Permanency: The surgery, for better or for worse, is a permanent alteration of the stomach. Unlike the gastric band procedure, where the band can be removed if there is a problem, the portion of the stomach cannot be replaced if there are complications or issues with digestion.
Less weight loss than other procedures: Individuals who have gastric bypass surgery typically lose more weight and keep off a higher percentage of excess weight long term when compared to gastric sleeve surgery. That said, those surgeries can present with different and challenging long-term issues. The choice of surgery is a very personal decision best made by the patient and their surgeon, based on their individual needs.
Diabetes, hypertension, and other chronic conditions do not resolve: For some, getting rid of chronic health problems is the reason for having the surgery. In some individuals, these problems do not go away after surgery, or they may go away temporarily in the early months or years after surgery, then return later.
Sagging skin: This complication is common with all types of weight loss surgeries and is the result of skin stretching during the period of obesity. Surgery is available to remove excess skin, but many surgeons prefer to wait until the patient’s weight has been stable for one to two years prior to removing excess skin.
Inability to take in adequate amounts of food: Losing too much weight can sound like a good outcome to an individual who needs to lose 100 pounds or more, but the reality is far different. It is possible for the stomach pouch to be too small, or for other issues to make the pouch smaller than intended, which leads to an inability to eat a quantity of food large enough to sustain the body over time. This issue may not be obvious in the early months after surgery but will become obvious and serious when the patient is not able to maintain their goal weight and become overly thin.

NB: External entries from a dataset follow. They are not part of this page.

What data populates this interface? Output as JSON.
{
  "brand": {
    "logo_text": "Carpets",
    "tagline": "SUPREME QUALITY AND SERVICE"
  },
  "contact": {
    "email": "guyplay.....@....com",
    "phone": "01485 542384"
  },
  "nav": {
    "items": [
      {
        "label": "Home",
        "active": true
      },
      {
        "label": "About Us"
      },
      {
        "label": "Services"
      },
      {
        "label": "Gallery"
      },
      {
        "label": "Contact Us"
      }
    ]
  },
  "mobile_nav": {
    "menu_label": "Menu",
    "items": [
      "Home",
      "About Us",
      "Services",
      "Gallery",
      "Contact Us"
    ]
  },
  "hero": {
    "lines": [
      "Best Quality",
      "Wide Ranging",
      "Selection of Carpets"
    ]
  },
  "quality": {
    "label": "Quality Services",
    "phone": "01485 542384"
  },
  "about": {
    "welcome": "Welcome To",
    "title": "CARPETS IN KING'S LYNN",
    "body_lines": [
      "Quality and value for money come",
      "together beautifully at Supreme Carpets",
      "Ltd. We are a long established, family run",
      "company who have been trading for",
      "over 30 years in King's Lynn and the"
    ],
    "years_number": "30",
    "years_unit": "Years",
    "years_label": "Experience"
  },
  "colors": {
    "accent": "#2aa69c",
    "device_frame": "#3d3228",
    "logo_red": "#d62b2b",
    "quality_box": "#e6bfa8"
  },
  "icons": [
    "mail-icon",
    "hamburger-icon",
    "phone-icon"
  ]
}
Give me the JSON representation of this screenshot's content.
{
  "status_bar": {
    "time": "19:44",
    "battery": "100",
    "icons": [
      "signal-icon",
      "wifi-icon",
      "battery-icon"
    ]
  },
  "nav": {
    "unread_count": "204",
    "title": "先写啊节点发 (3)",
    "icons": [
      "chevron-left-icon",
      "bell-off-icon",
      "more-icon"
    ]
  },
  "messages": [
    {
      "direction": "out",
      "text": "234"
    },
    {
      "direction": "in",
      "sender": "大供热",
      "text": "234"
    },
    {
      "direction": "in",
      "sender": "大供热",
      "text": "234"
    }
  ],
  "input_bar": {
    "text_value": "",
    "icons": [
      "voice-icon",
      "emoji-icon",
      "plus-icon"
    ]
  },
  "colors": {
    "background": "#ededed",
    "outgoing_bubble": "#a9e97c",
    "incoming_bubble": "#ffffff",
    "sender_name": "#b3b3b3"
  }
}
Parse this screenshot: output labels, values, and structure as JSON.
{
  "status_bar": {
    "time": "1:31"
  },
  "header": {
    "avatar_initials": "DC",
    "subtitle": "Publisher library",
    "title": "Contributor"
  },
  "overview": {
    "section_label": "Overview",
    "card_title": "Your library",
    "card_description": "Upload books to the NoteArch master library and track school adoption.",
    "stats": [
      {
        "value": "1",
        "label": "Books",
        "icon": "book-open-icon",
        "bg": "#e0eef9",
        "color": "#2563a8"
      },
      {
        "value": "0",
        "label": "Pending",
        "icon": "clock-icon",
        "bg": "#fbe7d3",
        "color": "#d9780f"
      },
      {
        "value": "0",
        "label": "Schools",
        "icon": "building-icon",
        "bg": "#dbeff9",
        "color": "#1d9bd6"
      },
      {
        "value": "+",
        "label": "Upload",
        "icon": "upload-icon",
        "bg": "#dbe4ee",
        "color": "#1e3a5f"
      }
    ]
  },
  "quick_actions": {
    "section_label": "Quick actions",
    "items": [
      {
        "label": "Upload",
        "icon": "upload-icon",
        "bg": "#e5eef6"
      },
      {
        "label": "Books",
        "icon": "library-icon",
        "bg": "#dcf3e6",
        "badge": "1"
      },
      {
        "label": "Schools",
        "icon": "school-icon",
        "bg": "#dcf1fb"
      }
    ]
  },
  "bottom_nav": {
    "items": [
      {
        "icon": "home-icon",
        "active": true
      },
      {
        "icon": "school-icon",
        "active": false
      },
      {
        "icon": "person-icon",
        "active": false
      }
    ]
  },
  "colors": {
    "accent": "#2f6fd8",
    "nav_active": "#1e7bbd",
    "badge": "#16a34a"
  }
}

Malnutrition: This issue comes in a variety of forms. There can be a decreased intake of minerals and vitamins that leads to a lack of essential nutrients. There can be an inability to take in adequate calories. There can be a problem with absorbing enough calories and nutrients, due to issues such as diarrhea, nausea, or other issues. Malnutrition can be very serious and may take supplements, medication, and other interventions to keep the patient well long term.
Incisional hernia: A hernia can form at the site of any surgical incision. This risk is minimized by minimally invasive (laparoscopic) surgical techniques, but a hernia can still form in the months and years following surgery. Typically, this looks like a small bulge at the site of a surgical incision.
Abdominal adhesions: The organs and tissues of the abdomen are naturally slippery, allowing them to move and slide past each other during movements such as bending, twisting, and walking. After a surgery, scarring can make these tissues “stick” to each other, and this causes a pulling sensation that can range from annoying to painful with movement.